NEW DELHI — The African Union became the second regional grouping to be admitted to the Group of 20 leading industrialized and developing nations as a full permanent member, Indian Prime Minister Narendra Modi announced Saturday at the start of the two-day G20 leaders’ summit in Delhi.
The widely-anticipated move underscores India’s wide-ranging agenda to elevate the global multilateral forum’s focus on the Global South in its presidency of the G20 this year. The 55-member bloc of African nations joins the European Union as only the second regional organization to become a permanent member of the G20.
“India’s G20 presidency has become a symbol of inclusion with a spirit of together with all, both within and outside the country,” Modi said in his opening remarks, according to a translation provided by the summit organizers. “It is in the spirit of together with all that India proposed permanent membership for the African Union in the G20.”

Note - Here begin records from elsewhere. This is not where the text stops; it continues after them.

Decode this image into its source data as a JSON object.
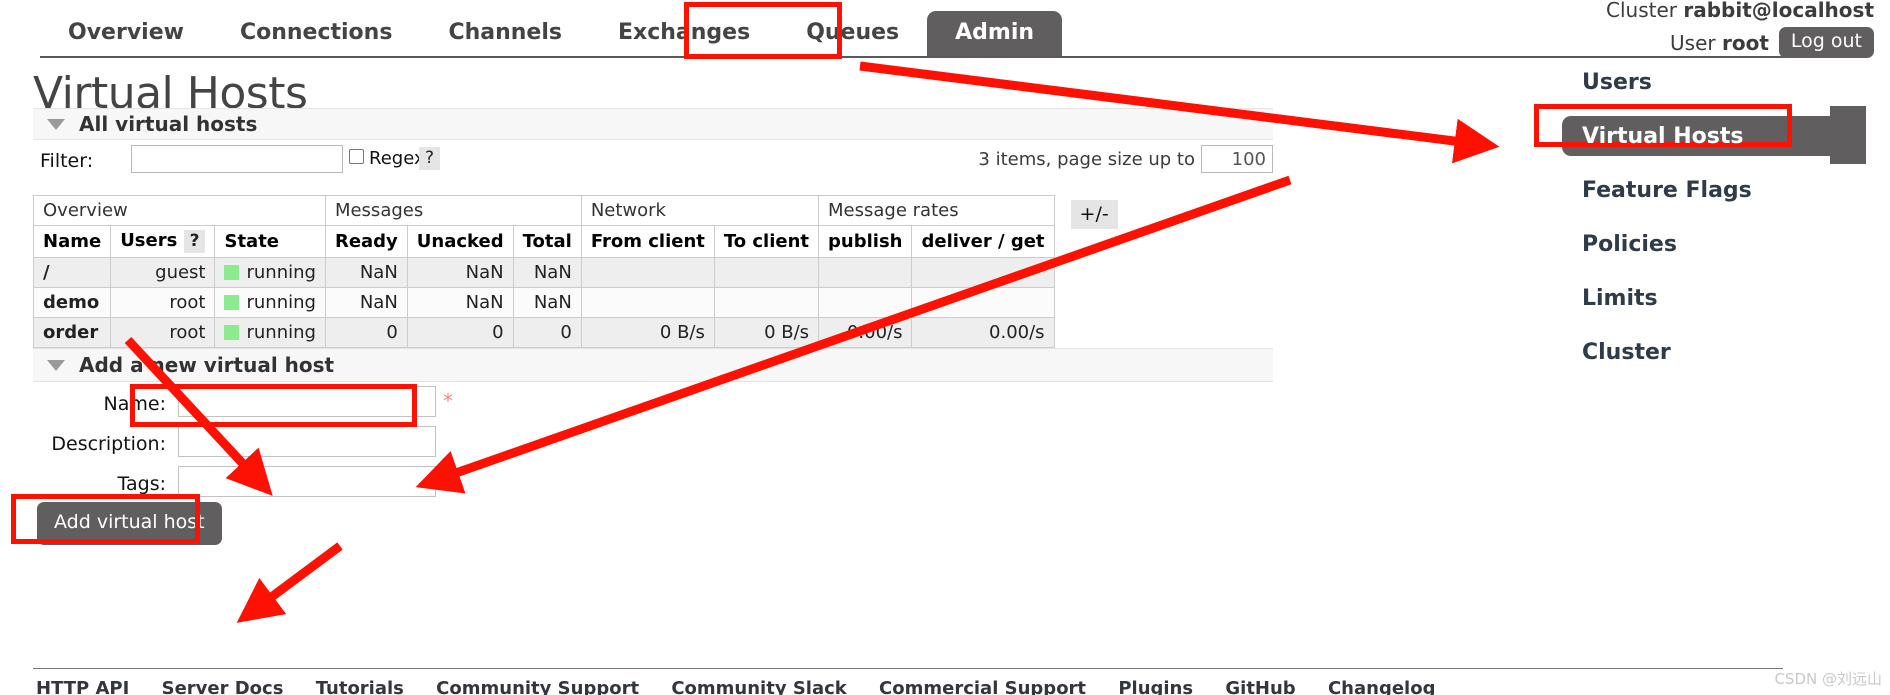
{
  "nav": {
    "tabs": [
      {
        "label": "Overview",
        "active": false
      },
      {
        "label": "Connections",
        "active": false
      },
      {
        "label": "Channels",
        "active": false
      },
      {
        "label": "Exchanges",
        "active": false
      },
      {
        "label": "Queues",
        "active": false
      },
      {
        "label": "Admin",
        "active": true
      }
    ]
  },
  "header": {
    "cluster_prefix": "Cluster ",
    "cluster_name": "rabbit@localhost",
    "user_prefix": "User ",
    "user_name": "root",
    "logout_label": "Log out"
  },
  "page": {
    "title": "Virtual Hosts"
  },
  "all_vhosts": {
    "section_label": "All virtual hosts",
    "filter_label": "Filter:",
    "filter_value": "",
    "filter_placeholder": "",
    "regex_label": "Regex",
    "regex_help": "?",
    "regex_checked": false,
    "paging_info": "3 items, page size up to",
    "page_size": "100",
    "plusminus_label": "+/-"
  },
  "table": {
    "group_headers": [
      {
        "label": "Overview",
        "colspan": 3
      },
      {
        "label": "Messages",
        "colspan": 3
      },
      {
        "label": "Network",
        "colspan": 2
      },
      {
        "label": "Message rates",
        "colspan": 2
      }
    ],
    "columns": [
      {
        "label": "Name",
        "align": "left"
      },
      {
        "label": "Users",
        "align": "left",
        "help": "?"
      },
      {
        "label": "State",
        "align": "left"
      },
      {
        "label": "Ready",
        "align": "left"
      },
      {
        "label": "Unacked",
        "align": "left"
      },
      {
        "label": "Total",
        "align": "left"
      },
      {
        "label": "From client",
        "align": "left"
      },
      {
        "label": "To client",
        "align": "left"
      },
      {
        "label": "publish",
        "align": "left"
      },
      {
        "label": "deliver / get",
        "align": "left"
      }
    ],
    "rows": [
      {
        "name": "/",
        "users": "guest",
        "state": "running",
        "ready": "NaN",
        "unacked": "NaN",
        "total": "NaN",
        "from_client": "",
        "to_client": "",
        "publish": "",
        "deliver_get": ""
      },
      {
        "name": "demo",
        "users": "root",
        "state": "running",
        "ready": "NaN",
        "unacked": "NaN",
        "total": "NaN",
        "from_client": "",
        "to_client": "",
        "publish": "",
        "deliver_get": ""
      },
      {
        "name": "order",
        "users": "root",
        "state": "running",
        "ready": "0",
        "unacked": "0",
        "total": "0",
        "from_client": "0 B/s",
        "to_client": "0 B/s",
        "publish": "0.00/s",
        "deliver_get": "0.00/s"
      }
    ]
  },
  "add_form": {
    "section_label": "Add a new virtual host",
    "name_label": "Name:",
    "name_value": "",
    "name_required_marker": "*",
    "description_label": "Description:",
    "description_value": "",
    "tags_label": "Tags:",
    "tags_value": "",
    "submit_label": "Add virtual host"
  },
  "sidebar": {
    "items": [
      {
        "label": "Users",
        "active": false
      },
      {
        "label": "Virtual Hosts",
        "active": true
      },
      {
        "label": "Feature Flags",
        "active": false
      },
      {
        "label": "Policies",
        "active": false
      },
      {
        "label": "Limits",
        "active": false
      },
      {
        "label": "Cluster",
        "active": false
      }
    ]
  },
  "footer": {
    "links": [
      "HTTP API",
      "Server Docs",
      "Tutorials",
      "Community Support",
      "Community Slack",
      "Commercial Support",
      "Plugins",
      "GitHub",
      "Changelog"
    ],
    "watermark": "CSDN @刘远山"
  },
  "colors": {
    "accent_grey": "#605e5e",
    "annotation_red": "#fc1102",
    "state_green": "#8eea8e"
  }
}
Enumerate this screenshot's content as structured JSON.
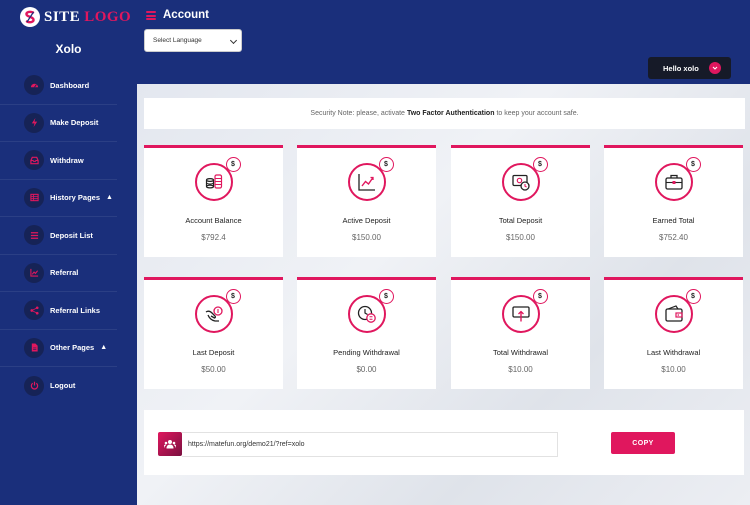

With an embrace after the announcement, Modi welcomed AU Chairperson Azali Assoumani and offered him a place at the conference table for permanent members of the G20.
The summit is an important one for Modi, whose government has turned the normally sedate rotating G20 presidency into a branding vehicle to burnish India’s geopolitical importance ahead of national elections next year. Many governments, investors and businesses are also starting to look toward India — as China slows — which the International Monetary Fund expects to be the fastest growing economy this year.
This weekend’s agenda includes expediting climate action, mitigating the impact of geopolitics on food and energy security, the provision of more loans to developing nations by multilateral institutions and reforming the world’s debt architecture as well as an international framework for cryptocurrencies.
“This period in the 21st century is the time to give the world a new direction,” Modi said. “It is a time in which age-old challenges are demanding new solutions from us, and therefore it is with a human-centric approach that we must fulfill each of our responsibilities and move forward.”
At a time of shifting global alliances, India is hoping to persuade the Global South that its deepening strategic partnership with the U.S. offers a more viable alternative from food security to debt resolution.
World leaders present in Delhi this weekend include Brazilian President Lula da Silva, Canadian Prime Minister Justin Trudeau, French President Emmanuel Macron, Germany’s Chancellor Olaf Scholz, Japan Prime Minister Fumio Kishida, Saudi Arabia’s Crown Prince Mohammed bin Salman, Turkey’s President Recep Tayyip Erdo?an and U.S. President Joe Biden.
Russian President Vladimir Putin and Chinese President Xi Jinping are conspicuous absentees, with both G20 member states having objected to the wording referring to the war in Ukraine. Russian Foreign Minister Sergey Lavrov and China Premier Li Qiang are representing their respective countries this weekend.
The pair’s absence has sparked fears that a communique binding member states may not be issued at the end of a G20 leaders’ summit — undercutting India’s clout and diminishing his domestic messaging.
“After the Covid pandemic, the world is going through a major crisis, and that is a lack of trust. War has deepened this trust deficit,” Modi said Saturday.